• _Requirement_: Please find all lines in the data that hold the string "aineistojen" and copy them.

------------------------------

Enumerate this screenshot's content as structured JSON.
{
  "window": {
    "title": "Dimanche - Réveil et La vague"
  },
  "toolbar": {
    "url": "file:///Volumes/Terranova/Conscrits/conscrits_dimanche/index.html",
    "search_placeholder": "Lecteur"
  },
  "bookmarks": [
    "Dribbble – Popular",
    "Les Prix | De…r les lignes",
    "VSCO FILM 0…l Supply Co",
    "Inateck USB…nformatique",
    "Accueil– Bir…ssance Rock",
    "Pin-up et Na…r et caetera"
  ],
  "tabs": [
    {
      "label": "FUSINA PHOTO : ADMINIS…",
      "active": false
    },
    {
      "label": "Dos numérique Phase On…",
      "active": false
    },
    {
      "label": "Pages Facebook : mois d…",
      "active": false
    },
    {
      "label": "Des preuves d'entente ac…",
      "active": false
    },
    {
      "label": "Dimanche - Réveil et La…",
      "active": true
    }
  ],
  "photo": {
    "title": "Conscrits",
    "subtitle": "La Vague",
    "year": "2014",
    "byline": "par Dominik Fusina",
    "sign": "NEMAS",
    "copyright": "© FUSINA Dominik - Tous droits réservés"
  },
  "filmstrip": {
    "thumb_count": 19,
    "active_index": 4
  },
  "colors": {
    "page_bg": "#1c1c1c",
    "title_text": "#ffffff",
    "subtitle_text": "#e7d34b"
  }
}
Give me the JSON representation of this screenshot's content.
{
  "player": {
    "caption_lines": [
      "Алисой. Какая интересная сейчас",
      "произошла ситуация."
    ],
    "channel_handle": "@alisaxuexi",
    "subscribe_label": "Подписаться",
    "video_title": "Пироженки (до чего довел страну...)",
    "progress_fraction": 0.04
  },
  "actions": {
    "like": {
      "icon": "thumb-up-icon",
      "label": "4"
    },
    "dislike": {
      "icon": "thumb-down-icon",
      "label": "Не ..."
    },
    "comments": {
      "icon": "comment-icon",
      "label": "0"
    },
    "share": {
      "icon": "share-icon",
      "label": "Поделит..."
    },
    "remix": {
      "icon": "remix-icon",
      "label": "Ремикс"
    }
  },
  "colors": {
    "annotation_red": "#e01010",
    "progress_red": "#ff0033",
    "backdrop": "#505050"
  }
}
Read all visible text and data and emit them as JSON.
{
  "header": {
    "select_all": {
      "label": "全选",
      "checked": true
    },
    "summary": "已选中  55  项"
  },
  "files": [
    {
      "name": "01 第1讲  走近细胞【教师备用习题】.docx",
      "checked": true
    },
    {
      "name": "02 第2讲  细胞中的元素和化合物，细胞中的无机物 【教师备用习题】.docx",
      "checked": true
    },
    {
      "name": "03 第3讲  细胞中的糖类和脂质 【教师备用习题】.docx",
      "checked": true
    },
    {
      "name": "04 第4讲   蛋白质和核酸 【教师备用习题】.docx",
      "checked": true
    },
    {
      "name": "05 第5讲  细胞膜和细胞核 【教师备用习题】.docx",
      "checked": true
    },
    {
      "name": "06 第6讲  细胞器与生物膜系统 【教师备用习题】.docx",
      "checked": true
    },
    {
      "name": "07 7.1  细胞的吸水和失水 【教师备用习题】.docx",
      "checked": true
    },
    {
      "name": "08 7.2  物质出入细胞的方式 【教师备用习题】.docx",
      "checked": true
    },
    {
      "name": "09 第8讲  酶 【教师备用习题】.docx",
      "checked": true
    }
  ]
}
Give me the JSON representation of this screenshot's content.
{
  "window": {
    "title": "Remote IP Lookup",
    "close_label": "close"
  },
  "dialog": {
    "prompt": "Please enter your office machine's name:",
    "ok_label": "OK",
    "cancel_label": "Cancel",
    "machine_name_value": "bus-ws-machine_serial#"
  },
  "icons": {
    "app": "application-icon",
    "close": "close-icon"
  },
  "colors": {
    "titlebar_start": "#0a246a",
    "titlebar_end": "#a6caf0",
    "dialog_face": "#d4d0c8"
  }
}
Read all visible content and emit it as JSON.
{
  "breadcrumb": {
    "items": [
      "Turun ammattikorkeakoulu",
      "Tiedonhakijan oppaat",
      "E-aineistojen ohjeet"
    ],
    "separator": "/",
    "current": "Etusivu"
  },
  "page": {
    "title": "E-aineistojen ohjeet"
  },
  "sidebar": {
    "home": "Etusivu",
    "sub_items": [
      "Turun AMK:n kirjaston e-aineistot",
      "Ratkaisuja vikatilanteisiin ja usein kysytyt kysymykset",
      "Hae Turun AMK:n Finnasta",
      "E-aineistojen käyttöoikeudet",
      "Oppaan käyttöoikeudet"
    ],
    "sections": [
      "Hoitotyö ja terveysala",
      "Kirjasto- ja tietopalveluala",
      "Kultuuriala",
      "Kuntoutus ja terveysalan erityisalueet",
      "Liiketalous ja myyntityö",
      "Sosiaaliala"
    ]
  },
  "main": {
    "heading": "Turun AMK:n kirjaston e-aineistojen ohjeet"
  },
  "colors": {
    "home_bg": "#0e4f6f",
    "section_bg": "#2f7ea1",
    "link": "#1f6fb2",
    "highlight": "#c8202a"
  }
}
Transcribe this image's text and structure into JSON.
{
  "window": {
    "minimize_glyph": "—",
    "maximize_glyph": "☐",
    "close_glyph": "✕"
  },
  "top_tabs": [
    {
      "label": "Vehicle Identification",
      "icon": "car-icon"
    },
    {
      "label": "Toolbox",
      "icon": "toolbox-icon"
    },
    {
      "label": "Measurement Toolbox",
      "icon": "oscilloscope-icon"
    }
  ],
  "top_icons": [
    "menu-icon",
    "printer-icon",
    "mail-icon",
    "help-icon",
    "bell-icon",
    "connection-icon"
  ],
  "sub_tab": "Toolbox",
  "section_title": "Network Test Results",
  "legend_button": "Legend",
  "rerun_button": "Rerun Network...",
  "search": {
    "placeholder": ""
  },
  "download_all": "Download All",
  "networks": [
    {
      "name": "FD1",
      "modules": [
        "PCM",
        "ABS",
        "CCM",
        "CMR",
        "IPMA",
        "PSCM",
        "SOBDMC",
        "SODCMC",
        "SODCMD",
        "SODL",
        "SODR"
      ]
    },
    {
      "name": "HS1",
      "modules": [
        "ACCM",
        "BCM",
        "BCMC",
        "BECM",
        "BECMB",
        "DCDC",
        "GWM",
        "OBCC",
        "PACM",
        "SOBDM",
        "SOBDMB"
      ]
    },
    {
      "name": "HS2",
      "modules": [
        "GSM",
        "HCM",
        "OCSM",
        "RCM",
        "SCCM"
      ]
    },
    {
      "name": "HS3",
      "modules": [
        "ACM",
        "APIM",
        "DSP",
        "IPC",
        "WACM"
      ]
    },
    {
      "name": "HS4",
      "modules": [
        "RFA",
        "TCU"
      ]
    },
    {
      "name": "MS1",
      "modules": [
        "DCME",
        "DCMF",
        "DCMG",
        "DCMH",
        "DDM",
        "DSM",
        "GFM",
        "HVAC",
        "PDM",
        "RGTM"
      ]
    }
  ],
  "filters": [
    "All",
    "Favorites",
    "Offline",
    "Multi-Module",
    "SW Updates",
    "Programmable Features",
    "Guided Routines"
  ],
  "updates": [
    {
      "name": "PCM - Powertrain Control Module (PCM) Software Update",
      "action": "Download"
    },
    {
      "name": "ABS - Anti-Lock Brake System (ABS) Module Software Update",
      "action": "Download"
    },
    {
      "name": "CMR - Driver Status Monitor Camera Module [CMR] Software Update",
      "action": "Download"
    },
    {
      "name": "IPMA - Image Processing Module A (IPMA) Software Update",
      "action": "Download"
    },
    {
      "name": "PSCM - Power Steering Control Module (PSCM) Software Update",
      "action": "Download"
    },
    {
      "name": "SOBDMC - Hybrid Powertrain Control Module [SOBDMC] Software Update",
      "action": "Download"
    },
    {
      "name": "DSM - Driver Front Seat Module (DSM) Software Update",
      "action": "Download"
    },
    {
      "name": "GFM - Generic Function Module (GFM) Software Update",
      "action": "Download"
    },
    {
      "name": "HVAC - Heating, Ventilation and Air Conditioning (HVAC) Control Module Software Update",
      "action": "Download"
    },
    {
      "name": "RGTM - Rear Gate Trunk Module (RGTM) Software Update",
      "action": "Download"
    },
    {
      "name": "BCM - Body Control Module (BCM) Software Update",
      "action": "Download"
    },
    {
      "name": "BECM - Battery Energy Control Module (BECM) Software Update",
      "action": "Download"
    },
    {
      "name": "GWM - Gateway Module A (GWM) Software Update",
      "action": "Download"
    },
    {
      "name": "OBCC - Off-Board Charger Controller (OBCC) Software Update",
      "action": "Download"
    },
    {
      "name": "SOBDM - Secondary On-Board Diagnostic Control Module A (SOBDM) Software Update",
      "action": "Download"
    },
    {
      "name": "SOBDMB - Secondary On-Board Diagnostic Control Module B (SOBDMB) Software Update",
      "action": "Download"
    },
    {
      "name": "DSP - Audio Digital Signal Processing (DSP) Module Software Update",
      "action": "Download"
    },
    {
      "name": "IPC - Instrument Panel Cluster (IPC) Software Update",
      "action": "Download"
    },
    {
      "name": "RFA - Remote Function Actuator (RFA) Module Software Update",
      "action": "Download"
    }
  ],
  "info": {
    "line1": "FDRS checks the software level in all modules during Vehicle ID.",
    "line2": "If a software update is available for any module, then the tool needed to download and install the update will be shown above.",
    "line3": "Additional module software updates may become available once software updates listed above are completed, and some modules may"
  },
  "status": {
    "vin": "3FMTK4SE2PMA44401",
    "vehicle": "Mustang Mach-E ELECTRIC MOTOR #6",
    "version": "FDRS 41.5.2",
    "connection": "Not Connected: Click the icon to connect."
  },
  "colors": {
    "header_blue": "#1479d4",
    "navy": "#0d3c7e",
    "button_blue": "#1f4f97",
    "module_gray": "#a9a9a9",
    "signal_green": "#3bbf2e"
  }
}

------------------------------

• _Answer section_:
      "E-aineistojen ohjeet"
    "title": "E-aineistojen ohjeet"
      "E-aineistojen käyttöoikeudet",
    "heading": "Turun AMK:n kirjaston e-aineistojen ohjeet"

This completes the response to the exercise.